I have been a terrible steward of my blog in the past two weeks. I’ve been struggling to hang onto my FFfAW to make sure that I’m not dropping it completely, but it hasn’t been the best showing.
I’ve certainly neglected all the wonderful blogs I follow and great content that they put out. Promise I’ll rectify that soon!
I’ve been terrible on the writing front for about two weeks. I’ve tried to switch up my sleep schedule and write in the mornings. This was a terrible mistake. I want to be that guy… But I’m not. So let’s take a peek at it.
When do you write?
Popular literature, common sense, and Benjamin Franklin say that getting up early is the way to go. Why do so many people advocate writing first thing in the morning.
1. Pay yourself first
What does this mean? I’ve used this expression in other places, and it’s typically used for finances (specifically, saving). It means that before you do anything else with your money, you should sweep the amount you want to save away immediately. You’ll build your week/month/whatever around the new total you have left.
For writing, this means time. Get that writing done immediately… Or you’ll always find other things in life creeping up and taking that time. You’ll look back at the end of the day and say, “Man, I wish I had managed to get some writing done today.” When you pay yourself first, you get your writing done quickly, so it’s not looming over you.
2. Fewer Distractions
Life is busy. I’ve got somewhere between 1 and 18 million things going on at any given moment.
But let’s face it. Most of life doesn’t get started until 7, at the very earliest… More likely somewhere in the vicinity of 8 or even 9. If you get up at 5, there’s nothing good on TV, nobody is up to chat with. The reality is that there is far less to keep you from focusing purely on writing.
3. Write while you are fresh
At the end of a very long day, a lot of times you want to just “vege out.” Let your brain ooze out through your nose. And why not? You’ve earned it. So you start getting into your relaxation cycle. By the time you pull out that keyboard to start on your writing plan, your brain has already checked out.
You’re tired. You’re beat. You just want to gets some rest. Big enemy of writing.
These are all great reasons.
They just don’t work for me.
I prefer the evening writing schedule. I’ve actually gotten more written this evening than I have in probably the last two weeks.
Here’s why evenings work:
1. My kids wake up when I get up too early. I try to sneak past their door, and sure enough, I’ve got multiple kids wanting my attention. I love my kids and want to show attention… But it makes it hard to write.

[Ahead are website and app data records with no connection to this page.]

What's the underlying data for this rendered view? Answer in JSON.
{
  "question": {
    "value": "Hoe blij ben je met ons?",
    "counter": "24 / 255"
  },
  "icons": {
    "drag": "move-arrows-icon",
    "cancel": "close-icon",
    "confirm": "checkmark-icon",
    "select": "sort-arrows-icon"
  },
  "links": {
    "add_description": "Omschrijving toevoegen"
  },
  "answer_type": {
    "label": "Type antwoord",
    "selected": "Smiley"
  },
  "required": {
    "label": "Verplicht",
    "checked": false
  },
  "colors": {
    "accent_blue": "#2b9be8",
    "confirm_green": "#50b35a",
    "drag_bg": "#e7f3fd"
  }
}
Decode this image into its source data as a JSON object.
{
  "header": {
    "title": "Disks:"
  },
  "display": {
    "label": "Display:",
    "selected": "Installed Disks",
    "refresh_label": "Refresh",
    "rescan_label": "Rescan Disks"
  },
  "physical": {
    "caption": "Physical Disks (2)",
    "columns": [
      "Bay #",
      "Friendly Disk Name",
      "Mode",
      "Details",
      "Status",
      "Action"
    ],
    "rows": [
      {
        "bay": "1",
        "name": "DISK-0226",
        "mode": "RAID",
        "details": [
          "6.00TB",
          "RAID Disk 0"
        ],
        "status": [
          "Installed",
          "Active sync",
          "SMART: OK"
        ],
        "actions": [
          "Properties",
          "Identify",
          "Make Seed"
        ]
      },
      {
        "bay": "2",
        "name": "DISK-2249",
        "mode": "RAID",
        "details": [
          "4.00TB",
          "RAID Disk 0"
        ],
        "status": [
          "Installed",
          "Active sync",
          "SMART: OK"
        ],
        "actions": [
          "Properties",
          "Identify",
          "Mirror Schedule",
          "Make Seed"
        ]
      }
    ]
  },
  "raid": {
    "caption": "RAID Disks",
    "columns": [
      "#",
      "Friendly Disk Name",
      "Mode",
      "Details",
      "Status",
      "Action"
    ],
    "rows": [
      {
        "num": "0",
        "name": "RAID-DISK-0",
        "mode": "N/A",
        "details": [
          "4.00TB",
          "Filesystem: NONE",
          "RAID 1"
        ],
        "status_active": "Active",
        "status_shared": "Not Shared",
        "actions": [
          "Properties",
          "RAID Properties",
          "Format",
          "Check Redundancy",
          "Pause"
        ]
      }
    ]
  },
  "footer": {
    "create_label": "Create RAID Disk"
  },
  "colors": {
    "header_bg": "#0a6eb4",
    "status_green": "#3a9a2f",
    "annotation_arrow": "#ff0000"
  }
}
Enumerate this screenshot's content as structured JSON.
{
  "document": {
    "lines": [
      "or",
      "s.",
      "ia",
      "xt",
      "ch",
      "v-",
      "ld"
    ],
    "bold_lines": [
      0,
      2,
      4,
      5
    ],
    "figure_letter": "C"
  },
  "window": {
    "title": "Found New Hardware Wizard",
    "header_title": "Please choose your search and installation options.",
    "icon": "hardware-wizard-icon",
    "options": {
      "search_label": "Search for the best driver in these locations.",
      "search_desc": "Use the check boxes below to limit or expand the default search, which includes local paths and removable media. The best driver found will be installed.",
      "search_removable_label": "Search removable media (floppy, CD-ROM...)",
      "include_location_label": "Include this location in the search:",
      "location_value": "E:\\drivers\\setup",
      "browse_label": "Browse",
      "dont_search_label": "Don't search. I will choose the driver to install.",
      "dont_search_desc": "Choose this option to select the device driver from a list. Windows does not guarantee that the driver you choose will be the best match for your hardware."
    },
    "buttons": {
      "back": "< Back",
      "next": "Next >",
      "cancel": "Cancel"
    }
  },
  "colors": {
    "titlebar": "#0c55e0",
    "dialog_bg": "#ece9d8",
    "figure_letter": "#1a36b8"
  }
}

2. I don’t like waking up early. I’m sluggish. I’m exhausted. And I’m really good at rationalizing to my still mostly asleep mind why I should stay home. That said, this past week, I’ve actually gotten out of bed each day… But did nothing with that. Maybe I take an early shower. Maybe I climb back in bed. Maybe I just stare blankly. Regardless, not a lot of writing getting done.
3. My brain doesn’t wake up until later. Even if I manage to get past the first two bullets, this one always gets me. I stare at the screen and make zero progress. My eyes drift closed, and soon I’m not paying attention to the flashing cursor in front of me.
4. At night, I can recall things I’ve seen or done during the day. This gives me content to put in the stories. By the time I sleep, all of that is gone. Pushed back to “long-term.”
I don’t know that my way is right or wrong, but it’s the one that works for me. When do you get your writing done?